**** Source records ****

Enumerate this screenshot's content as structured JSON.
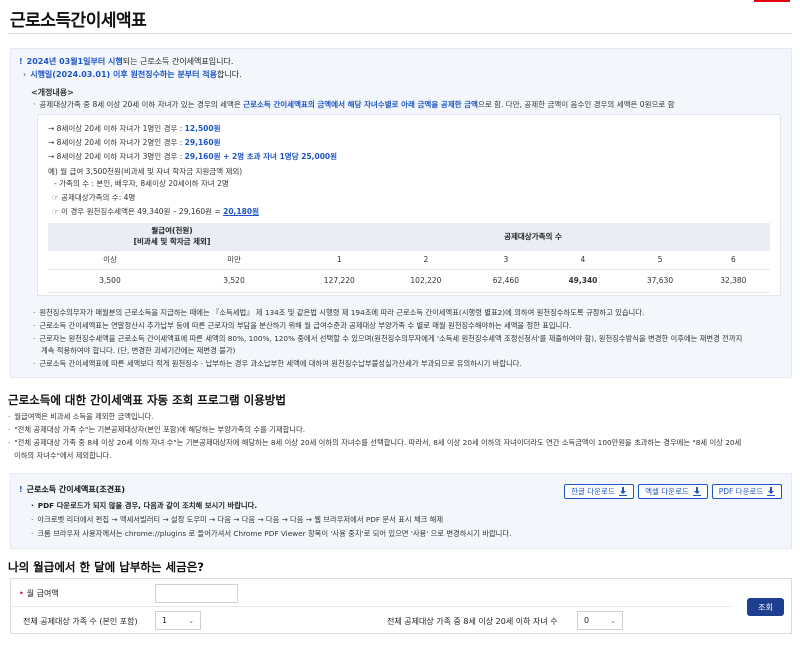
{
  "page_title": "근로소득간이세액표",
  "notice": {
    "line1_blue": "2024년 03월1일부터 시행",
    "line1_rest": "되는 근로소득 간이세액표입니다.",
    "line2_blue": "시행일(2024.03.01) 이후 원천징수하는 분부터 적용",
    "line2_rest": "합니다.",
    "sub_heading": "<개정내용>",
    "bullet1_pre": "공제대상가족 중 8세 이상 20세 이하 자녀가 있는 경우의 세액은 ",
    "bullet1_blue": "근로소득 간이세액표의 금액에서 해당 자녀수별로 아래 금액을 공제한 금액",
    "bullet1_post": "으로 함. 다만, 공제한 금액이 음수인 경우의 세액은 0원으로 함",
    "rules": [
      {
        "pre": "→ 8세이상 20세 이하 자녀가 1명인 경우 : ",
        "blue": "12,500원"
      },
      {
        "pre": "→ 8세이상 20세 이하 자녀가 2명인 경우 : ",
        "blue": "29,160원"
      },
      {
        "pre": "→ 8세이상 20세 이하 자녀가 3명인 경우 : ",
        "blue": "29,160원 + 2명 초과 자녀 1명당 25,000원"
      }
    ],
    "example_line": "예) 월 급여 3,500천원(비과세 및 자녀 학자금 지원금액 제외)",
    "family_line": "- 가족의 수 : 본인, 배우자, 8세이상 20세이하 자녀 2명",
    "deduct_count": "☞ 공제대상가족의 수: 4명",
    "result_pre": "☞ 이 경우 원천징수세액은 49,340원 – 29,160원 = ",
    "result_value": "20,180원",
    "table": {
      "salary_header": "월급여(천원)",
      "salary_sub": "[비과세 및 학자금 제외]",
      "family_header": "공제대상가족의 수",
      "sub_headers": [
        "이상",
        "미만",
        "1",
        "2",
        "3",
        "4",
        "5",
        "6"
      ],
      "row": [
        "3,500",
        "3,520",
        "127,220",
        "102,220",
        "62,460",
        "49,340",
        "37,630",
        "32,380"
      ]
    },
    "notes": [
      "원천징수의무자가 매월분의 근로소득을 지급하는 때에는 『소득세법』 제 134조 및 같은법 시행령 제 194조에 따라 근로소득 간이세액표(시행령 별표2)에 의하여 원천징수하도록 규정하고 있습니다.",
      "근로소득 간이세액표는 연말정산시 추가납부 등에 따른 근로자의 부담을 분산하기 위해 월 급여수준과 공제대상 부양가족 수 별로 매월 원천징수해야하는 세액을 정한 표입니다.",
      "근로자는 원천징수세액을 근로소득 간이세액표에 따른 세액의 80%, 100%, 120% 중에서 선택할 수 있으며(원천징수의무자에게 '소득세 원천징수세액 조정신청서'를 제출하여야 함), 원천징수방식을 변경한 이후에는 재변경 전까지",
      "계속 적용하여야 합니다. (단, 변경한 과세기간에는 재변경 불가)",
      "근로소득 간이세액표에 따른 세액보다 적게 원천징수 · 납부하는 경우 과소납부한 세액에 대하여 원천징수납부불성실가산세가 부과되므로 유의하시기 바랍니다."
    ]
  },
  "usage": {
    "title": "근로소득에 대한 간이세액표 자동 조회 프로그램 이용방법",
    "items": [
      "월급여액은  비과세 소득을 제외한 금액입니다.",
      "\"전체 공제대상 가족 수\"는 기본공제대상자(본인 포함)에 해당하는 부양가족의 수를 기재합니다.",
      "\"전체 공제대상 가족 중 8세 이상 20세 이하 자녀 수\"는 기본공제대상자에 해당하는 8세 이상 20세 이하의 자녀수를 선택합니다. 따라서, 8세 이상 20세 이하의 자녀이더라도 연간 소득금액이 100만원을 초과하는 경우에는 \"8세 이상 20세",
      "이하의 자녀수\"에서 제외합니다."
    ]
  },
  "download": {
    "title": "근로소득 간이세액표(조견표)",
    "lines": [
      "PDF 다운로드가 되지 않을 경우, 다음과 같이 조치해 보시기 바랍니다.",
      "아크로벳 리더에서 편집 → 액세서빌러티 → 설정 도우미 → 다음 → 다음 → 다음 → 다음 → 웹 브라우저에서 PDF 문서 표시 체크 해제",
      "크롬 브라우저 사용자께서는 chrome://plugins 로 들어가셔서 Chrome PDF Viewer 항목이 '사용 중지'로 되어 있으면 '사용' 으로 변경하시기 바랍니다."
    ],
    "buttons": [
      "한글 다운로드",
      "엑셀 다운로드",
      "PDF 다운로드"
    ]
  },
  "form": {
    "title": "나의 월급에서 한 달에 납부하는 세금은?",
    "salary_label": "월 급여액",
    "salary_value": "",
    "family_label": "전체 공제대상 가족 수 (본인 포함)",
    "family_value": "1",
    "children_label": "전체 공제대상 가족 중 8세 이상 20세 이하 자녀 수",
    "children_value": "0",
    "search_label": "조회"
  },
  "colors": {
    "accent": "#1d55c4",
    "button": "#1e3f8f",
    "panel_bg": "#f3f6fb",
    "brand_red": "#e60012"
  }
}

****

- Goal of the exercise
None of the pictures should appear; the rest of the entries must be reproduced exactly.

- Result
Enumerate this screenshot's content as structured JSON.
{
  "page_title": "근로소득간이세액표",
  "notice": {
    "line1_blue": "2024년 03월1일부터 시행",
    "line1_rest": "되는 근로소득 간이세액표입니다.",
    "line2_blue": "시행일(2024.03.01) 이후 원천징수하는 분부터 적용",
    "line2_rest": "합니다.",
    "sub_heading": "<개정내용>",
    "bullet1_pre": "공제대상가족 중 8세 이상 20세 이하 자녀가 있는 경우의 세액은 ",
    "bullet1_blue": "근로소득 간이세액표의 금액에서 해당 자녀수별로 아래 금액을 공제한 금액",
    "bullet1_post": "으로 함. 다만, 공제한 금액이 음수인 경우의 세액은 0원으로 함",
    "rules": [
      {
        "pre": "→ 8세이상 20세 이하 자녀가 1명인 경우 : ",
        "blue": "12,500원"
      },
      {
        "pre": "→ 8세이상 20세 이하 자녀가 2명인 경우 : ",
        "blue": "29,160원"
      },
      {
        "pre": "→ 8세이상 20세 이하 자녀가 3명인 경우 : ",
        "blue": "29,160원 + 2명 초과 자녀 1명당 25,000원"
      }
    ],
    "example_line": "예) 월 급여 3,500천원(비과세 및 자녀 학자금 지원금액 제외)",
    "family_line": "- 가족의 수 : 본인, 배우자, 8세이상 20세이하 자녀 2명",
    "deduct_count": "☞ 공제대상가족의 수: 4명",
    "result_pre": "☞ 이 경우 원천징수세액은 49,340원 – 29,160원 = ",
    "result_value": "20,180원",
    "table": {
      "salary_header": "월급여(천원)",
      "salary_sub": "[비과세 및 학자금 제외]",
      "family_header": "공제대상가족의 수",
      "sub_headers": [
        "이상",
        "미만",
        "1",
        "2",
        "3",
        "4",
        "5",
        "6"
      ],
      "row": [
        "3,500",
        "3,520",
        "127,220",
        "102,220",
        "62,460",
        "49,340",
        "37,630",
        "32,380"
      ]
    },
    "notes": [
      "원천징수의무자가 매월분의 근로소득을 지급하는 때에는 『소득세법』 제 134조 및 같은법 시행령 제 194조에 따라 근로소득 간이세액표(시행령 별표2)에 의하여 원천징수하도록 규정하고 있습니다.",
      "근로소득 간이세액표는 연말정산시 추가납부 등에 따른 근로자의 부담을 분산하기 위해 월 급여수준과 공제대상 부양가족 수 별로 매월 원천징수해야하는 세액을 정한 표입니다.",
      "근로자는 원천징수세액을 근로소득 간이세액표에 따른 세액의 80%, 100%, 120% 중에서 선택할 수 있으며(원천징수의무자에게 '소득세 원천징수세액 조정신청서'를 제출하여야 함), 원천징수방식을 변경한 이후에는 재변경 전까지",
      "계속 적용하여야 합니다. (단, 변경한 과세기간에는 재변경 불가)",
      "근로소득 간이세액표에 따른 세액보다 적게 원천징수 · 납부하는 경우 과소납부한 세액에 대하여 원천징수납부불성실가산세가 부과되므로 유의하시기 바랍니다."
    ]
  },
  "usage": {
    "title": "근로소득에 대한 간이세액표 자동 조회 프로그램 이용방법",
    "items": [
      "월급여액은  비과세 소득을 제외한 금액입니다.",
      "\"전체 공제대상 가족 수\"는 기본공제대상자(본인 포함)에 해당하는 부양가족의 수를 기재합니다.",
      "\"전체 공제대상 가족 중 8세 이상 20세 이하 자녀 수\"는 기본공제대상자에 해당하는 8세 이상 20세 이하의 자녀수를 선택합니다. 따라서, 8세 이상 20세 이하의 자녀이더라도 연간 소득금액이 100만원을 초과하는 경우에는 \"8세 이상 20세",
      "이하의 자녀수\"에서 제외합니다."
    ]
  },
  "download": {
    "title": "근로소득 간이세액표(조견표)",
    "lines": [
      "PDF 다운로드가 되지 않을 경우, 다음과 같이 조치해 보시기 바랍니다.",
      "아크로벳 리더에서 편집 → 액세서빌러티 → 설정 도우미 → 다음 → 다음 → 다음 → 다음 → 웹 브라우저에서 PDF 문서 표시 체크 해제",
      "크롬 브라우저 사용자께서는 chrome://plugins 로 들어가셔서 Chrome PDF Viewer 항목이 '사용 중지'로 되어 있으면 '사용' 으로 변경하시기 바랍니다."
    ],
    "buttons": [
      "한글 다운로드",
      "엑셀 다운로드",
      "PDF 다운로드"
    ]
  },
  "form": {
    "title": "나의 월급에서 한 달에 납부하는 세금은?",
    "salary_label": "월 급여액",
    "salary_value": "",
    "family_label": "전체 공제대상 가족 수 (본인 포함)",
    "family_value": "1",
    "children_label": "전체 공제대상 가족 중 8세 이상 20세 이하 자녀 수",
    "children_value": "0",
    "search_label": "조회"
  },
  "colors": {
    "accent": "#1d55c4",
    "button": "#1e3f8f",
    "panel_bg": "#f3f6fb",
    "brand_red": "#e60012"
  }
}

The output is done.